Interest Rates Vary Returns
Investor returns from 10-year treasury bonds since the end of World War II have averaged about 5 percent. During this time rates have ranged as low as 2 percent and as high as 15 percent. The average return is best divided into two periods. When the Federal Reserve Bank is lowering short-term interest rates, all maturities of bonds experience rising capital gains and failing coupon yields. When rates rise, coupon yields rise while bond prices fall.
Maturity and Bond Returns
Money market instruments are due in less than a year. Fixed income notes are due in less than 10 years. Bonds are debt instruments that are due within 30 years, though occasionally bonds will have longer in maturity. Short-term instruments vary more in yield than long-term bonds. However, price volatility is greater in long-term debt because of the greater maturity risk. Average bond yields vary more with short rates. Average bond prices vary more with long maturities.
Average Returns By Currency
One consideration for investors computing average return is which currency to use to measure average returns. Measured in the United States, dollar bond returns have been negative throughout most of the world because the coupon income cannot offset the capital loss due to the falling dollar. In other words, if someone sold German marks to buy U.S. bonds, the value of the bonds and the value of the coupon income has gradually declined as the mark has strengthened.
Bond Ratings Affect Yields
The spread or difference between the highest- and lowest-rated securities varies constantly. This is because in bad economic times, investors become more safety conscious and buy less risky securities while shunning low-rated securities. Thus, while the average yields of both high and low securities rise and fall together, the relative spreads also vary. Credit spreads are regularly used in professional trading.
Average Returns Reflect Survivorship

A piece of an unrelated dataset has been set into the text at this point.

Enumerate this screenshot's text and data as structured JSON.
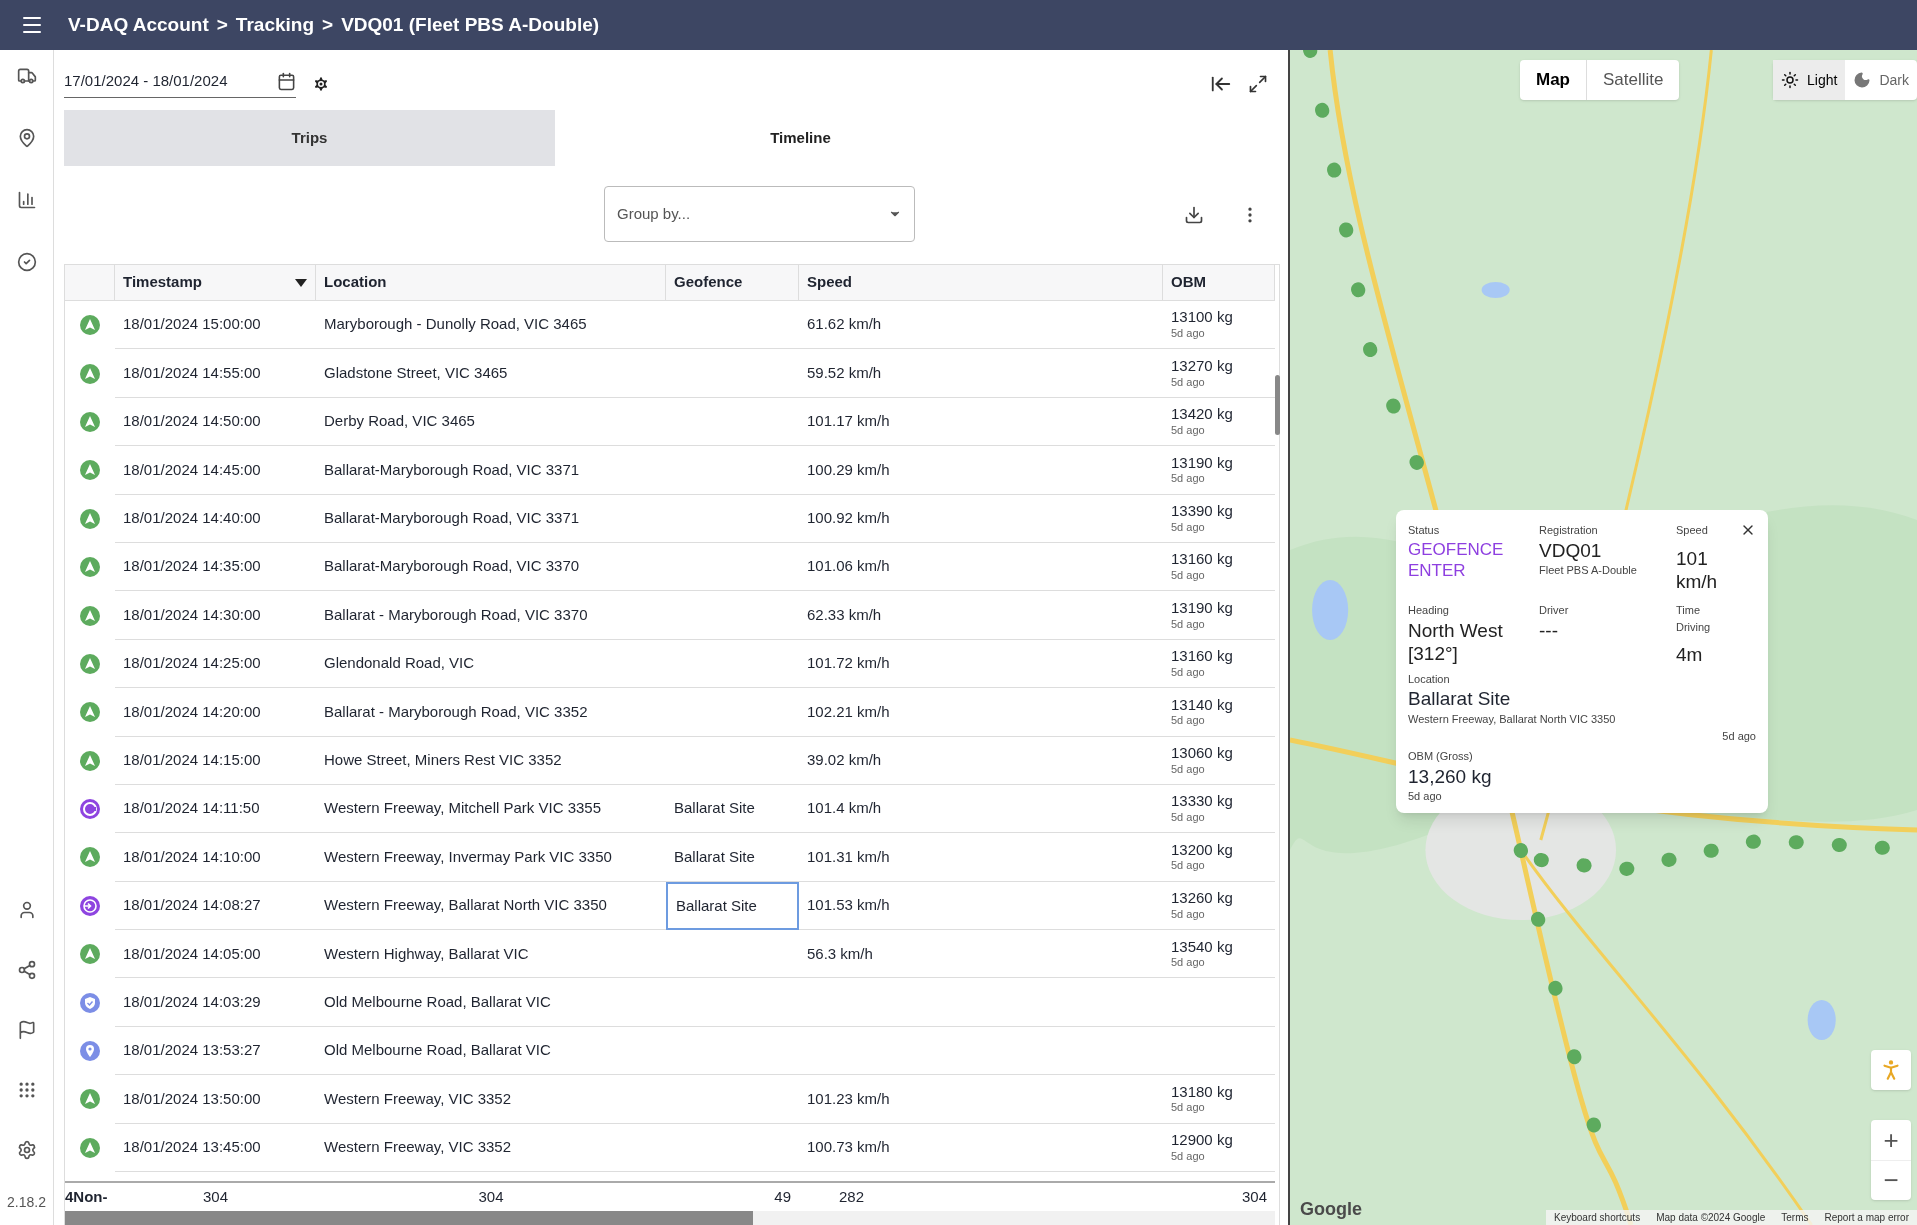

There are many bond indexes that purport to measure average returns. Average returns can be distorted because some high-quality bonds will have suffered impaired or lowered credit rating. Thus, bond averages over time will not include all the same bonds. It is generally best to discuss only the highest-quality bonds, such as treasury bonds, and then add the credit spread discussed above to reflect different quality yields.